“Frankly, there is a big learning curve,” Siddiqui said. “We’ve communicated with some dispensaries, but starting next month, when we have a firm date, we’ll be communicating with all of them.”
The wait for product has largely been driven by delays on the part of the MMCC, an agency that’s been embroiled in controversy as the cannabis industry continues to grow in Maryland. After complaints over nepotism and a lack of racial diversity in the licensing process, the commission finally awarded Stage 2 approvals to many growers later than originally expected.
As a result, many of them launched their first crops later than anticipated, expanding the wait for patients. The delay is also affecting other business owners. Kannavis — a second Frederick County dispensary with a location on Urbana Pike — is waiting until product is available to officially open, though the business received final approval from the MMCC on Tuesday, said owner Jane Klink.
The effect, Kline added, has been rippling through the entire medical cannabis industry.
“Everybody is anxious,” he said. “The growers are anxious, the commission is anxious, the patients are anxious. And people like me, with nine employees and no revenue, are very anxious.”
The effect on patients, especially, has been palpable, said Mike Woolf, the manager of Green Health Docs in Frederick. As an evaluation clinic — where patients can consult and receive referrals from physicians registered to prescribe medical marijuana in the state of Maryland — the Frederick location alone receives more than 400 calls a day. Some patients call every day, Woolf added, asking when product will be available.
“There’s one mother whose young child has cerebral palsy and really doesn’t function well, but they tried medical cannabis once at the recommendation of a friend and said the difference was night and day,” he said. “So, to hear her calling every day and asking, ‘When can I get help for my child?’ That’s heart-wrenching. These are patients who feel like they’re being denied better quality of life.”
There’s also no guarantee that cannabis will become available whenever the first of the state’s 12 licensed growers harvests a crop. Under Maryland law, cultivators must submit their product to independent testing from a licensed laboratory, with only one — in Baltimore — listed on the MMCC website. And because marijuana is a “collector” plant — with fast-growing roots that can easily absorb or store toxins from the environment — it can be more challenging to pass, Kline said.
Possible contamination is just one hurdle that Goldberg and his brother, Kevin, are hoping to avoid as the two owners wait for harvest at Green Leaf Medical. Across the state, growers face an especially exhaustive process with strict regulations on cultivation, tracking their plants and facility security.
Conquering Maryland, though, is just one part of the brothers’ overall branding and expansion strategy. The Goldbergs hope to expand into at least two other states, as well as Canada, and are cultivating 31 different medical cannabis strains at their facility in Frederick.

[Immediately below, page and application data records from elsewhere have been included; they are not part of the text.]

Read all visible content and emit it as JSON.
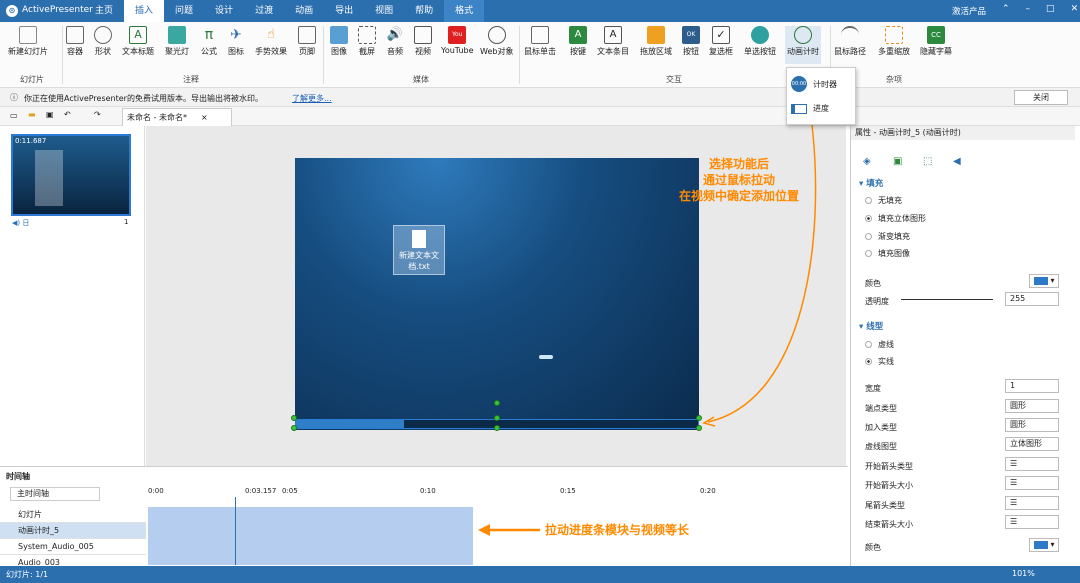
{
  "app": {
    "name": "ActivePresenter",
    "product": "激活产品",
    "controls": [
      "⌃",
      "–",
      "□",
      "✕"
    ]
  },
  "tabs": [
    "主页",
    "插入",
    "问题",
    "设计",
    "过渡",
    "动画",
    "导出",
    "视图",
    "帮助",
    "格式"
  ],
  "ribbon": {
    "items": [
      "新建幻灯片",
      "容器",
      "形状",
      "文本标题",
      "聚光灯",
      "公式",
      "图标",
      "手势效果",
      "页脚",
      "图像",
      "截屏",
      "音频",
      "视频",
      "YouTube",
      "Web对象",
      "鼠标单击",
      "按键",
      "文本条目",
      "拖放区域",
      "按钮",
      "复选框",
      "单选按钮",
      "动画计时",
      "鼠标路径",
      "多重缩放",
      "隐藏字幕"
    ],
    "groups": [
      "幻灯片",
      "注释",
      "媒体",
      "交互",
      "杂项"
    ]
  },
  "dropdown": {
    "timer": "计时器",
    "progress": "进度",
    "timer_icon": "00:00"
  },
  "info": {
    "message": "你正在使用ActivePresenter的免费试用版本。导出输出将被水印。",
    "link": "了解更多...",
    "close": "关闭"
  },
  "doc": {
    "tab": "未命名 - 未命名*"
  },
  "thumb": {
    "time": "0:11.687",
    "label": "◀) 日",
    "num": "1"
  },
  "slide": {
    "file_label": "新建文本文档.txt"
  },
  "annotations": {
    "top": "选择功能后\n通过鼠标拉动\n在视频中确定添加位置",
    "bottom": "拉动进度条模块与视频等长"
  },
  "props": {
    "title": "属性 - 动画计时_5 (动画计时)",
    "fill": "填充",
    "fill_options": [
      "无填充",
      "填充立体图形",
      "渐变填充",
      "填充图像"
    ],
    "color": "颜色",
    "opacity": "透明度",
    "opacity_value": "255",
    "line": "线型",
    "line_options": [
      "虚线",
      "实线"
    ],
    "width": "宽度",
    "width_value": "1",
    "rows": [
      {
        "label": "端点类型",
        "value": "圆形"
      },
      {
        "label": "加入类型",
        "value": "圆形"
      },
      {
        "label": "虚线图型",
        "value": "立体图形"
      },
      {
        "label": "开始箭头类型",
        "value": "☰"
      },
      {
        "label": "开始箭头大小",
        "value": "☰"
      },
      {
        "label": "尾箭头类型",
        "value": "☰"
      },
      {
        "label": "结束箭头大小",
        "value": "☰"
      }
    ],
    "color2": "颜色",
    "colors": {
      "fill": "#2d7ac8",
      "line": "#2d7ac8"
    }
  },
  "timeline": {
    "title": "时间轴",
    "track_select": "主时间轴",
    "rows": [
      "幻灯片",
      "动画计时_5",
      "System_Audio_005",
      "Audio_003"
    ],
    "ticks": [
      "0:00",
      "0:03.157",
      "0:05",
      "0:10",
      "0:15",
      "0:20"
    ]
  },
  "status": {
    "slide": "幻灯片: 1/1",
    "zoom": "101%"
  }
}
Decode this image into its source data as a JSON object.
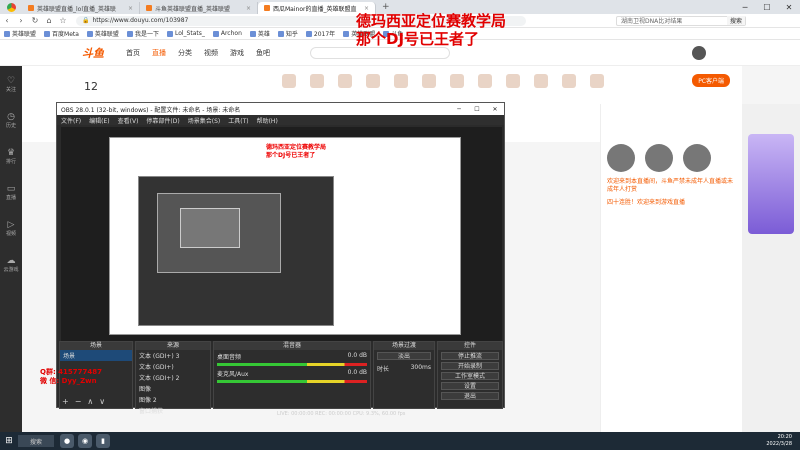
{
  "browser": {
    "tabs": [
      {
        "label": "英雄联盟直播_lol直播_英雄联"
      },
      {
        "label": "斗鱼英雄联盟直播_英雄联盟"
      },
      {
        "label": "西瓜Mainor的直播_英雄联盟直"
      }
    ],
    "address": "https://www.douyu.com/103987",
    "search_text": "湖南卫视DNA比对结果",
    "search_button": "搜索",
    "bookmarks": [
      "英雄联盟",
      "百度Meta",
      "英雄联盟",
      "我是一下",
      "Lol_Stats_",
      "Archon",
      "英雄",
      "知乎",
      "2017年",
      "英雄联盟",
      "斗鱼"
    ]
  },
  "douyu": {
    "logo_text": "斗鱼",
    "nav": [
      "首页",
      "直播",
      "分类",
      "视频",
      "游戏",
      "鱼吧"
    ],
    "room_number": "12",
    "pc_button": "PC客户端",
    "sidebar_items": [
      "关注",
      "历史",
      "排行",
      "直播",
      "视频",
      "云游戏"
    ],
    "chat_messages": [
      "欢迎来到本直播间，斗鱼严禁未成年人直播或未成年人打赏",
      "四十连胜！欢迎来到游戏直播"
    ]
  },
  "obs": {
    "title": "OBS 28.0.1 (32-bit, windows) - 配置文件: 未命名 - 场景: 未命名",
    "menu": [
      "文件(F)",
      "编辑(E)",
      "查看(V)",
      "停靠部件(D)",
      "场景集合(S)",
      "工具(T)",
      "帮助(H)"
    ],
    "docks": {
      "scenes": {
        "title": "场景",
        "items": [
          "场景"
        ]
      },
      "sources": {
        "title": "来源",
        "items": [
          "文本 (GDI+) 3",
          "文本 (GDI+)",
          "文本 (GDI+) 2",
          "图像",
          "图像 2",
          "窗口捕获"
        ]
      },
      "mixer": {
        "title": "混音器",
        "channels": [
          {
            "name": "桌面音频",
            "db": "0.0 dB"
          },
          {
            "name": "麦克风/Aux",
            "db": "0.0 dB"
          }
        ]
      },
      "transitions": {
        "title": "场景过渡",
        "type": "淡出",
        "duration_label": "时长",
        "duration": "300ms"
      },
      "controls": {
        "title": "控件",
        "buttons": [
          "停止推流",
          "开始录制",
          "工作室模式",
          "设置",
          "退出"
        ]
      }
    },
    "status": "LIVE: 00:00:00   REC: 00:00:00   CPU: 9.3%, 60.00 fps"
  },
  "overlay": {
    "title_line1": "德玛西亚定位赛教学局",
    "title_line2": "那个DJ号已王者了",
    "qq_line1": "Q群: 415777487",
    "qq_line2": "微 信: Dyy_Zwn"
  },
  "taskbar": {
    "search": "搜索",
    "time": "20:20",
    "date": "2022/3/28"
  }
}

Some, like the aptly named “Painkiller XL,” are high in CBD, a cannabinoid found in medical marijuana that’s been observed to be effective at treating seizures and chronic pain. Unlike THC, CBD doesn’t have psychoactive effects, which means patients can consume the drug essentially without getting high.

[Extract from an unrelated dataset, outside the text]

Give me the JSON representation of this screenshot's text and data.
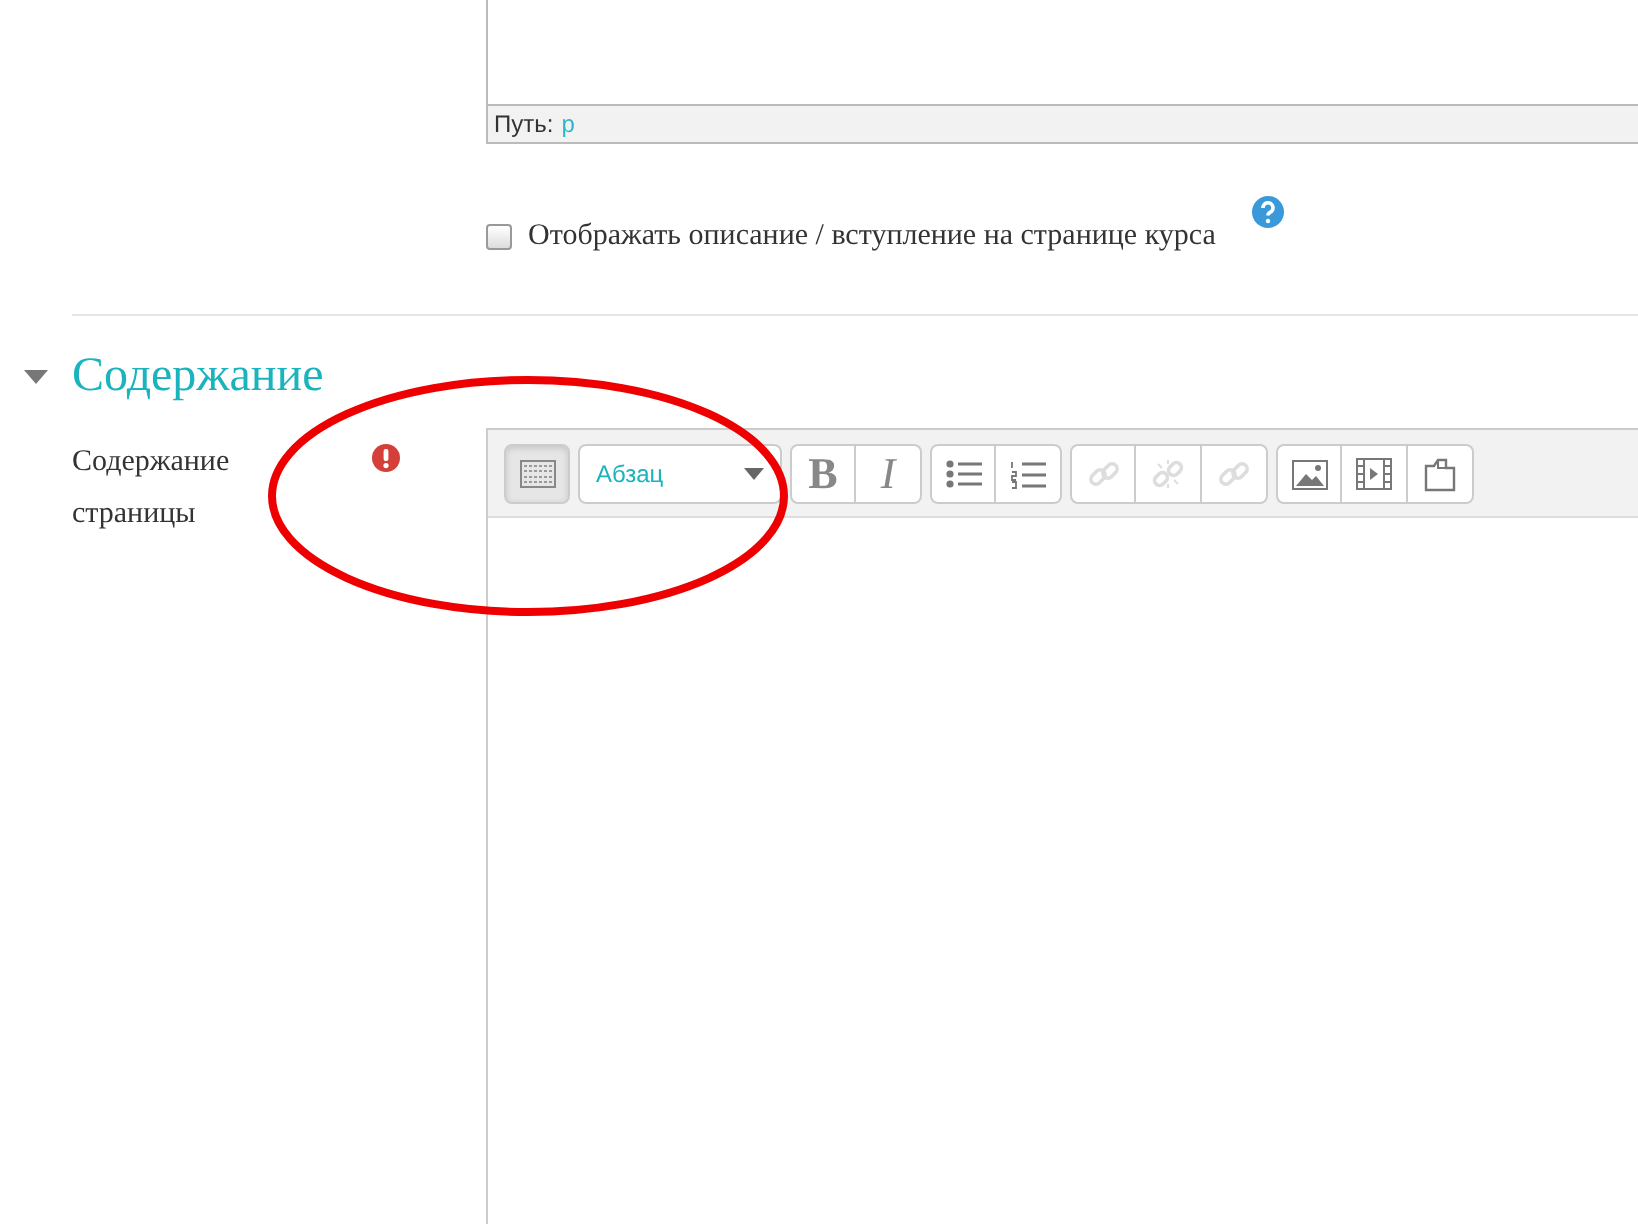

Other strains are higher in THC — the only psychoactive cannabinoid, and one known to stimulate appetite — while others have a more balanced blend. The brothers also hope to develop a breeding program to develop even greater combinations. But while some other growers eventually hope to see a recreational cannabis model passed in Maryland, they said, Green Leaf is strictly focused on medical cannabis.
“It’s medicine that we’re making here,” Kevin said.

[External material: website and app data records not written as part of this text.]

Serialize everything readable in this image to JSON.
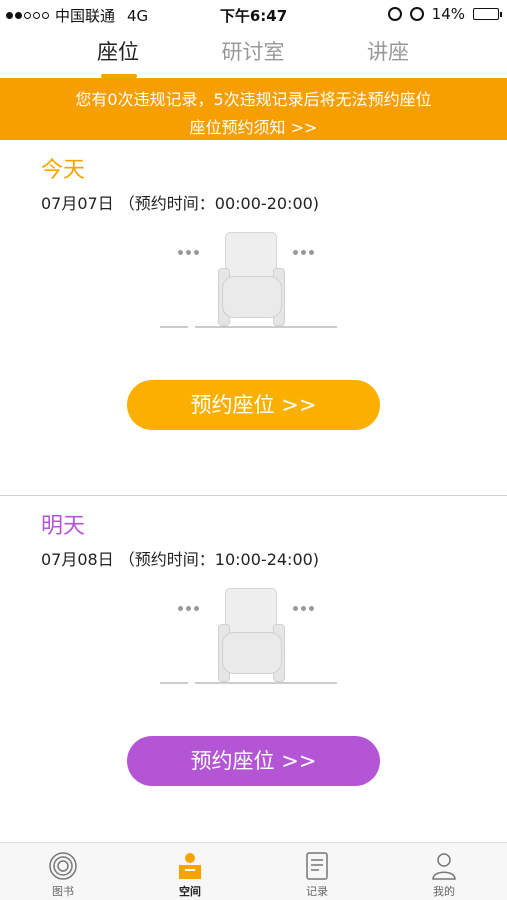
{
  "status_bar": {
    "carrier": "中国联通",
    "network": "4G",
    "time": "下午6:47",
    "battery": "14%",
    "battery_level": 0.14
  },
  "tabs": [
    {
      "label": "座位",
      "active": true
    },
    {
      "label": "研讨室",
      "active": false
    },
    {
      "label": "讲座",
      "active": false
    }
  ],
  "notice": {
    "text": "您有0次违规记录，5次违规记录后将无法预约座位",
    "link": "座位预约须知 >>"
  },
  "days": [
    {
      "title": "今天",
      "date_text": "07月07日 （预约时间：00:00-20:00)",
      "button_label": "预约座位 >>",
      "color": "#f7a400",
      "button_color": "#fbb000"
    },
    {
      "title": "明天",
      "date_text": "07月08日 （预约时间：10:00-24:00)",
      "button_label": "预约座位 >>",
      "color": "#b455d6",
      "button_color": "#b455d6"
    }
  ],
  "tabbar": [
    {
      "label": "图书",
      "icon": "library-icon",
      "active": false
    },
    {
      "label": "空间",
      "icon": "space-icon",
      "active": true
    },
    {
      "label": "记录",
      "icon": "record-icon",
      "active": false
    },
    {
      "label": "我的",
      "icon": "profile-icon",
      "active": false
    }
  ]
}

“It’s not recreational,” Philip added. “We actually lobby against recreational use, because we think it pulls legitimacy away from the medical program. That’s one thing that really sets us apart.”